#### YOUR TASK
What you give back should match the records word for word.

#### DATASET RECORDS

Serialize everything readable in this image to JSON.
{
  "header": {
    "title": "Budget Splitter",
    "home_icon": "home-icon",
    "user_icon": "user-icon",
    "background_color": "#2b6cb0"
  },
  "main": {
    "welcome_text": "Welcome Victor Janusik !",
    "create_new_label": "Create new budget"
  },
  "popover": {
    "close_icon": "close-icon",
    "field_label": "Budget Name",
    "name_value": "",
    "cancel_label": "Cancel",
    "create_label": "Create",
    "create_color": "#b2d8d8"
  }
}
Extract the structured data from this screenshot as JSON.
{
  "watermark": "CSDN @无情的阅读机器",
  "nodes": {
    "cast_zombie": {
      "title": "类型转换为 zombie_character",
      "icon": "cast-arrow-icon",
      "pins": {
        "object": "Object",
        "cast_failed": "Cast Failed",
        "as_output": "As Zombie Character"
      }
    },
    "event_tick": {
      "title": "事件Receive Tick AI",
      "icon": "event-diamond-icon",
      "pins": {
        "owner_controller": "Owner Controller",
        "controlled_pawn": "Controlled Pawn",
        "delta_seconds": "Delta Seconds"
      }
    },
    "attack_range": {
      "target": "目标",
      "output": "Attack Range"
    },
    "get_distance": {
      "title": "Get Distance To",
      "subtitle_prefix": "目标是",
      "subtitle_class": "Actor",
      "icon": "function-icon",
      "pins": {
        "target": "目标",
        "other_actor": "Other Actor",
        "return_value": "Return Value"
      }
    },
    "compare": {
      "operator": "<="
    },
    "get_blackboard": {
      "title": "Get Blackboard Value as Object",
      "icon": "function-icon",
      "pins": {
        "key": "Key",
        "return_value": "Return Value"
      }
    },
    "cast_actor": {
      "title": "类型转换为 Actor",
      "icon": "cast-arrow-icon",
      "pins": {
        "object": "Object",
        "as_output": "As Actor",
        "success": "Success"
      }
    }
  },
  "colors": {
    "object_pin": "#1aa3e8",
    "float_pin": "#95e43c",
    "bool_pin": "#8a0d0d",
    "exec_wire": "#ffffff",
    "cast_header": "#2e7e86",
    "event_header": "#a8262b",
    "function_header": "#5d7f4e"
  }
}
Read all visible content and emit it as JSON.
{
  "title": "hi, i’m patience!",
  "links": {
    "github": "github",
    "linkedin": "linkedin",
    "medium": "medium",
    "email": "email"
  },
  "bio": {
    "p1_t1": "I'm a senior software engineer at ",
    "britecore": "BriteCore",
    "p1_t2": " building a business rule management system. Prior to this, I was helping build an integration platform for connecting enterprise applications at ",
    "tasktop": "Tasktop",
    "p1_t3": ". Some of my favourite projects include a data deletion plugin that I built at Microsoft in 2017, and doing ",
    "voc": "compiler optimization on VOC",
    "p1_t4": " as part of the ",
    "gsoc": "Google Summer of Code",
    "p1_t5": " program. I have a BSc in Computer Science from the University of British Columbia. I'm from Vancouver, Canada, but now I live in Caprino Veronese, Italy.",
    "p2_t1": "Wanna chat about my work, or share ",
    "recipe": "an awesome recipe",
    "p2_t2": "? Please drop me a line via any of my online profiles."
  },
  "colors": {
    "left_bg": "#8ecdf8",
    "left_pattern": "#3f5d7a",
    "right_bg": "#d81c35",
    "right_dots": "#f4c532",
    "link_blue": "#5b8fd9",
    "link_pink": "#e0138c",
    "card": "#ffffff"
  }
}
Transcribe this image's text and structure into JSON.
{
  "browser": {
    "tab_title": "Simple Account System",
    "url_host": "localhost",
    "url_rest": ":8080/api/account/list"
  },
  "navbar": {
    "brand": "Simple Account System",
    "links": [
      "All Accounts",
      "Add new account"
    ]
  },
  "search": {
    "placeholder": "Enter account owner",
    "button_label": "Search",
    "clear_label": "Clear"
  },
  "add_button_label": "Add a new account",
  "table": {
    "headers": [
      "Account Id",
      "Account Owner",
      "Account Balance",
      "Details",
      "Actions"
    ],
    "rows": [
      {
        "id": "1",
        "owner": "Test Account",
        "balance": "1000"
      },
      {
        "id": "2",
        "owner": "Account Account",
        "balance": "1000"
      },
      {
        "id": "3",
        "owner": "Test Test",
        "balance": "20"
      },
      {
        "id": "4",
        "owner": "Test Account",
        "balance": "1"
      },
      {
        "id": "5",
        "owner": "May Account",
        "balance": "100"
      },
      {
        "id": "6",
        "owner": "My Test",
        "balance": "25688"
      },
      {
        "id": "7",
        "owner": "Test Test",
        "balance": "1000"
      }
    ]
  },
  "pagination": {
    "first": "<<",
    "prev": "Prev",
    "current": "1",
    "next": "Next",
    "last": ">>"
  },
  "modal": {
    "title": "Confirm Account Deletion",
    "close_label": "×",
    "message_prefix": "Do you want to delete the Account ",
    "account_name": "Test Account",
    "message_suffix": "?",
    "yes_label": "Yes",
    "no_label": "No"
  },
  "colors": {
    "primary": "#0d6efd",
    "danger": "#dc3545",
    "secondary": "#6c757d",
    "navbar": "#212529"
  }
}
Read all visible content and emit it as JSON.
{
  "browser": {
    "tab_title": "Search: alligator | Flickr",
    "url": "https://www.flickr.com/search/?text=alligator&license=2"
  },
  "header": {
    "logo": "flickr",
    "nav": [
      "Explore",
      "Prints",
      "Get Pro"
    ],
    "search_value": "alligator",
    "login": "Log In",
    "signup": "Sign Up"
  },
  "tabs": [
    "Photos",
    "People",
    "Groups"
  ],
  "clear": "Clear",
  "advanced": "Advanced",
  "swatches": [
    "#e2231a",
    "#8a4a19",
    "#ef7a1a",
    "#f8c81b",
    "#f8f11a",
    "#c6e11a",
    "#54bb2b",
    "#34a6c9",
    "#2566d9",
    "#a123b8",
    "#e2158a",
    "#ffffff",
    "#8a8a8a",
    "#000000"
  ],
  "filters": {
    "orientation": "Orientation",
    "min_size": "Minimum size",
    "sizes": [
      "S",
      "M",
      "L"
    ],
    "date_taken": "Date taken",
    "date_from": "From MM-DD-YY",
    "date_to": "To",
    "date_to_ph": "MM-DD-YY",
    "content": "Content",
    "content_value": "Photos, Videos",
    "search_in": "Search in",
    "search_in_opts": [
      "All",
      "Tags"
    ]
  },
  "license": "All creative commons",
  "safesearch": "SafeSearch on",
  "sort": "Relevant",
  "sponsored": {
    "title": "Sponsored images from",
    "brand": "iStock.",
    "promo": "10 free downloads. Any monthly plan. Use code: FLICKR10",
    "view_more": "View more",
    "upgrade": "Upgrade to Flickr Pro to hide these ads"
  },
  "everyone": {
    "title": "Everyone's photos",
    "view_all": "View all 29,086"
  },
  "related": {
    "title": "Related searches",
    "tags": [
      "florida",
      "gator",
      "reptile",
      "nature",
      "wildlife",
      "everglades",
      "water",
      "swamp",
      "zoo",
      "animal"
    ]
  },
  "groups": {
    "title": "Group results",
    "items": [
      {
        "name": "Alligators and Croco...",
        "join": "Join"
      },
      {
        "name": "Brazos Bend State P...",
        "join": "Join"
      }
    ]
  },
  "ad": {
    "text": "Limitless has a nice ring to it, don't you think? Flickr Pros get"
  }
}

#### TASK SOLUTION
Serialize everything readable in this image to JSON.
{
  "header": {
    "title": "Budget Splitter",
    "home_icon": "home-icon",
    "user_icon": "user-icon",
    "background_color": "#2b6cb0"
  },
  "main": {
    "welcome_text": "Welcome Victor Janusik !",
    "create_new_label": "Create new budget"
  },
  "popover": {
    "close_icon": "close-icon",
    "field_label": "Budget Name",
    "name_value": "",
    "cancel_label": "Cancel",
    "create_label": "Create",
    "create_color": "#b2d8d8"
  }
}
Extract the structured data from this screenshot as JSON.
{
  "watermark": "CSDN @无情的阅读机器",
  "nodes": {
    "cast_zombie": {
      "title": "类型转换为 zombie_character",
      "icon": "cast-arrow-icon",
      "pins": {
        "object": "Object",
        "cast_failed": "Cast Failed",
        "as_output": "As Zombie Character"
      }
    },
    "event_tick": {
      "title": "事件Receive Tick AI",
      "icon": "event-diamond-icon",
      "pins": {
        "owner_controller": "Owner Controller",
        "controlled_pawn": "Controlled Pawn",
        "delta_seconds": "Delta Seconds"
      }
    },
    "attack_range": {
      "target": "目标",
      "output": "Attack Range"
    },
    "get_distance": {
      "title": "Get Distance To",
      "subtitle_prefix": "目标是",
      "subtitle_class": "Actor",
      "icon": "function-icon",
      "pins": {
        "target": "目标",
        "other_actor": "Other Actor",
        "return_value": "Return Value"
      }
    },
    "compare": {
      "operator": "<="
    },
    "get_blackboard": {
      "title": "Get Blackboard Value as Object",
      "icon": "function-icon",
      "pins": {
        "key": "Key",
        "return_value": "Return Value"
      }
    },
    "cast_actor": {
      "title": "类型转换为 Actor",
      "icon": "cast-arrow-icon",
      "pins": {
        "object": "Object",
        "as_output": "As Actor",
        "success": "Success"
      }
    }
  },
  "colors": {
    "object_pin": "#1aa3e8",
    "float_pin": "#95e43c",
    "bool_pin": "#8a0d0d",
    "exec_wire": "#ffffff",
    "cast_header": "#2e7e86",
    "event_header": "#a8262b",
    "function_header": "#5d7f4e"
  }
}
Read all visible content and emit it as JSON.
{
  "title": "hi, i’m patience!",
  "links": {
    "github": "github",
    "linkedin": "linkedin",
    "medium": "medium",
    "email": "email"
  },
  "bio": {
    "p1_t1": "I'm a senior software engineer at ",
    "britecore": "BriteCore",
    "p1_t2": " building a business rule management system. Prior to this, I was helping build an integration platform for connecting enterprise applications at ",
    "tasktop": "Tasktop",
    "p1_t3": ". Some of my favourite projects include a data deletion plugin that I built at Microsoft in 2017, and doing ",
    "voc": "compiler optimization on VOC",
    "p1_t4": " as part of the ",
    "gsoc": "Google Summer of Code",
    "p1_t5": " program. I have a BSc in Computer Science from the University of British Columbia. I'm from Vancouver, Canada, but now I live in Caprino Veronese, Italy.",
    "p2_t1": "Wanna chat about my work, or share ",
    "recipe": "an awesome recipe",
    "p2_t2": "? Please drop me a line via any of my online profiles."
  },
  "colors": {
    "left_bg": "#8ecdf8",
    "left_pattern": "#3f5d7a",
    "right_bg": "#d81c35",
    "right_dots": "#f4c532",
    "link_blue": "#5b8fd9",
    "link_pink": "#e0138c",
    "card": "#ffffff"
  }
}
Transcribe this image's text and structure into JSON.
{
  "browser": {
    "tab_title": "Simple Account System",
    "url_host": "localhost",
    "url_rest": ":8080/api/account/list"
  },
  "navbar": {
    "brand": "Simple Account System",
    "links": [
      "All Accounts",
      "Add new account"
    ]
  },
  "search": {
    "placeholder": "Enter account owner",
    "button_label": "Search",
    "clear_label": "Clear"
  },
  "add_button_label": "Add a new account",
  "table": {
    "headers": [
      "Account Id",
      "Account Owner",
      "Account Balance",
      "Details",
      "Actions"
    ],
    "rows": [
      {
        "id": "1",
        "owner": "Test Account",
        "balance": "1000"
      },
      {
        "id": "2",
        "owner": "Account Account",
        "balance": "1000"
      },
      {
        "id": "3",
        "owner": "Test Test",
        "balance": "20"
      },
      {
        "id": "4",
        "owner": "Test Account",
        "balance": "1"
      },
      {
        "id": "5",
        "owner": "May Account",
        "balance": "100"
      },
      {
        "id": "6",
        "owner": "My Test",
        "balance": "25688"
      },
      {
        "id": "7",
        "owner": "Test Test",
        "balance": "1000"
      }
    ]
  },
  "pagination": {
    "first": "<<",
    "prev": "Prev",
    "current": "1",
    "next": "Next",
    "last": ">>"
  },
  "modal": {
    "title": "Confirm Account Deletion",
    "close_label": "×",
    "message_prefix": "Do you want to delete the Account ",
    "account_name": "Test Account",
    "message_suffix": "?",
    "yes_label": "Yes",
    "no_label": "No"
  },
  "colors": {
    "primary": "#0d6efd",
    "danger": "#dc3545",
    "secondary": "#6c757d",
    "navbar": "#212529"
  }
}
Read all visible content and emit it as JSON.
{
  "browser": {
    "tab_title": "Search: alligator | Flickr",
    "url": "https://www.flickr.com/search/?text=alligator&license=2"
  },
  "header": {
    "logo": "flickr",
    "nav": [
      "Explore",
      "Prints",
      "Get Pro"
    ],
    "search_value": "alligator",
    "login": "Log In",
    "signup": "Sign Up"
  },
  "tabs": [
    "Photos",
    "People",
    "Groups"
  ],
  "clear": "Clear",
  "advanced": "Advanced",
  "swatches": [
    "#e2231a",
    "#8a4a19",
    "#ef7a1a",
    "#f8c81b",
    "#f8f11a",
    "#c6e11a",
    "#54bb2b",
    "#34a6c9",
    "#2566d9",
    "#a123b8",
    "#e2158a",
    "#ffffff",
    "#8a8a8a",
    "#000000"
  ],
  "filters": {
    "orientation": "Orientation",
    "min_size": "Minimum size",
    "sizes": [
      "S",
      "M",
      "L"
    ],
    "date_taken": "Date taken",
    "date_from": "From MM-DD-YY",
    "date_to": "To",
    "date_to_ph": "MM-DD-YY",
    "content": "Content",
    "content_value": "Photos, Videos",
    "search_in": "Search in",
    "search_in_opts": [
      "All",
      "Tags"
    ]
  },
  "license": "All creative commons",
  "safesearch": "SafeSearch on",
  "sort": "Relevant",
  "sponsored": {
    "title": "Sponsored images from",
    "brand": "iStock.",
    "promo": "10 free downloads. Any monthly plan. Use code: FLICKR10",
    "view_more": "View more",
    "upgrade": "Upgrade to Flickr Pro to hide these ads"
  },
  "everyone": {
    "title": "Everyone's photos",
    "view_all": "View all 29,086"
  },
  "related": {
    "title": "Related searches",
    "tags": [
      "florida",
      "gator",
      "reptile",
      "nature",
      "wildlife",
      "everglades",
      "water",
      "swamp",
      "zoo",
      "animal"
    ]
  },
  "groups": {
    "title": "Group results",
    "items": [
      {
        "name": "Alligators and Croco...",
        "join": "Join"
      },
      {
        "name": "Brazos Bend State P...",
        "join": "Join"
      }
    ]
  },
  "ad": {
    "text": "Limitless has a nice ring to it, don't you think? Flickr Pros get"
  }
}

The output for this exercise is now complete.